The Bag Man (2014)
“In all due respect,why don’t you just hire the FedEx?
Because I’m hiring you, Jack.”
Do you like the sarcastic and ironic twist of “Pulp Fiction” and “Reservoir dogs” ? Looking forward to some bloody scenes filled with senseless violence? Or are you addicted to the absurd touch of a David Lynch creation full of confusing plot lines and bizarre characters like in “Twin Peaks” ? Then “The Bag Man” could be a movie you fancy. Not that this creation can match the work of Tarantino or Lynch. But despite the thin story with a simplistic content, it was somewhat entertaining for me in various ways.
What’s with the bag?
In terms of content, director David Grovic kept it real simple. We see Jack (John Cusack) in a meeting with Dragna (Robert De Niro) while travelling with his private jet. They discuss a new assignment for Jack. A dead simple task for Jack who, as we find out later, already did odd jobs for Dragna for many years. He needs to pick up a bag somewhere and bring it back to Dragna without glancing at the content. Jack assumes that’ll be a piece of cake, until he notices that he’s being attacked by strangers who all know something about the bag and who try their utter best to get it in their possession.

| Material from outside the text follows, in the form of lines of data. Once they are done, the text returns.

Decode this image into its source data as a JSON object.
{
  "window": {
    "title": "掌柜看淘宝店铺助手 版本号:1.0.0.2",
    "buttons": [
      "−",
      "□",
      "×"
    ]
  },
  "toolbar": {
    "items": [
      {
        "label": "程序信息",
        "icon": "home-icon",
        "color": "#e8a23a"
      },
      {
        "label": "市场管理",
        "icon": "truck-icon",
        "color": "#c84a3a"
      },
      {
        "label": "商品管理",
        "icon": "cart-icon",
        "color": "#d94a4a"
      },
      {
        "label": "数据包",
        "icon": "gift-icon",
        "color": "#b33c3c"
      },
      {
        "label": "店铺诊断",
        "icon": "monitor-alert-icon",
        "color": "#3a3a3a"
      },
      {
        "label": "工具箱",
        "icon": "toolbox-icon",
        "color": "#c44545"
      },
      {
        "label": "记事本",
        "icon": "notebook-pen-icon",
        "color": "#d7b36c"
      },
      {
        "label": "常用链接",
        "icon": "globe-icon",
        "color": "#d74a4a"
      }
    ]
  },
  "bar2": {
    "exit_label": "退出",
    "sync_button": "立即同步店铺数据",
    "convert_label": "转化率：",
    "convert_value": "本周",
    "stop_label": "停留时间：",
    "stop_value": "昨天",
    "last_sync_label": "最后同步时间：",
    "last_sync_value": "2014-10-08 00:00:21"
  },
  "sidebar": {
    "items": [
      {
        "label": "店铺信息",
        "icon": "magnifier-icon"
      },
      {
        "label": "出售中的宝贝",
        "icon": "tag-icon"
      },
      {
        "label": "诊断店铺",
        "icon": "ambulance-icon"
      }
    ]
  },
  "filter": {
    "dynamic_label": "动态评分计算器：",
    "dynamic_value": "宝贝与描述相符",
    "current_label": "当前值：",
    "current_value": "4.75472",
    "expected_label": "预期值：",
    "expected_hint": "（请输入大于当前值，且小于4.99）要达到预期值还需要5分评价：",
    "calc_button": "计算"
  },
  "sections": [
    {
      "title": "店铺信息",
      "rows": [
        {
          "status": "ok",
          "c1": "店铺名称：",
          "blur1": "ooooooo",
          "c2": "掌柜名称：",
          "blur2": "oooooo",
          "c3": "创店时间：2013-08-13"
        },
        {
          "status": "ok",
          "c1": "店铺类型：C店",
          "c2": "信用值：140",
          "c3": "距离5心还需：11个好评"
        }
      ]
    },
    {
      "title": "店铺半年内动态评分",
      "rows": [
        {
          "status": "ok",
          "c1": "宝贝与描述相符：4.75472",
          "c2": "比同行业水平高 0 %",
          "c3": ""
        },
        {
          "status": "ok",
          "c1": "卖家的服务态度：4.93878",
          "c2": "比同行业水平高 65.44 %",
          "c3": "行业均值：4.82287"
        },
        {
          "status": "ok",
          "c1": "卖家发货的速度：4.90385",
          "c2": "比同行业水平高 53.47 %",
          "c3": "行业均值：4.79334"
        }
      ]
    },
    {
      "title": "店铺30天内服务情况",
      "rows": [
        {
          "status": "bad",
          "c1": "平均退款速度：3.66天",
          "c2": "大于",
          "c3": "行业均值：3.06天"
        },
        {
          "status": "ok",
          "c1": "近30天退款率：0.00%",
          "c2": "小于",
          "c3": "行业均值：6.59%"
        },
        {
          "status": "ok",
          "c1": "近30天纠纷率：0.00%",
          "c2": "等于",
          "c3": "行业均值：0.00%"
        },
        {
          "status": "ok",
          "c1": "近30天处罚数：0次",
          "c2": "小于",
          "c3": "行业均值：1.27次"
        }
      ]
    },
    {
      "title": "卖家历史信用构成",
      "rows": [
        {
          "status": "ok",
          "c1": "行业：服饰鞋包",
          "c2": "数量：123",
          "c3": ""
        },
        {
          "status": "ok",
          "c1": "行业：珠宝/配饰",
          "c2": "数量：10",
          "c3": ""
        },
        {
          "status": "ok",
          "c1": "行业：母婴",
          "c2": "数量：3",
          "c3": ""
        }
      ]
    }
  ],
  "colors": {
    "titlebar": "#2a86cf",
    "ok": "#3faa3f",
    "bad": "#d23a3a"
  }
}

Crazy, obscure and weird persons.
What comes next is the appearance of a series of crazy, obscure characters and weird persons. A receptionist who sounds as if he’s under influence all the time. He looks completely innocent and a bit fogey, until you touch his wheelchair. Then there’s a duo looking like secret agents. A tall prostitute with a pair of legs that every woman would be jealous of and dressed in an absurd-looking Superwoman outfit. She’s accompanied by a dwarf and a pimp with an eye patch. Then we are introduced to some police officers who are way too curious and use some rather perverse methods of interrogation. And it doesn’t take long before bodies start piling up. Eventually the film degenerates into a complicated cat and mouse game, full of strange incomprehensible twists in the storyline and a reasonably disappointing denouement. I thought of “Seven” immediately.
What are De Niro and Cusack doing here?
For me it’s a complete mystery how they could persuade the two well-known actors De Niro and Cusack to play in such a surreal and lugubrious film. Admittedly, the two men haven’t played in a memorable film for a long time. The last movies I’ve seen with De Niro (“The Big Wedding“, “Killing Season“, “The Family“,”Freelancers“,”American hustle” and “Last Vegas“) aren’t comparable with great movies he played in before. Although he has some experience in playing a gangster, don’t expect him to look like Al Capone as in “The Untouchables“.
The only memorable thing and real eye-catcher there is to remember when it comes to Dragna, is the absurd and wrong hairstyle he got. Also Cusack’s contributions to recent films were minimal and insignificant (“2012“, “The Numbers Station“, “Grand Piano” and “The Prince“). The only striking thing is his disinterested and sleepy look he demonstrates in each of these movies (or might it be an attempt to look impassive ?). In retrospect, this might just be the link between both actors and the reason why they were summoned.
Hot but no acting?
Next to the two main actors whose performances were still acceptable (especially Cusack who remained stoically calm despite the ongoing chaos) although it was substandard, there was also Crispin Glover (yes George McFly from “Back to the Future“), who played a memorable part as the slightly deranged desk clerk Ned.
Conversely there was the failure of Rebecca Da Costa as the sensual Rivka. The amount of shown naked skin, curves and fleshy lips impressed more than her acting skills. Expect some tight stretch clothing, filled with quivering flesh which looks like popping out any moment. And there’s also a scene at the sheriff’s that appeals to one’s imagination. I like to watch such a surreal, dark film full of sarcastic humor and violence. But to be honest, I think that there’s only one person who can mix these ingredients into an explosive, entertaining cocktail. Tarantino of course. “The Bag Man” isn’t a bad thriller but sadly enough the tension and suspense are absent.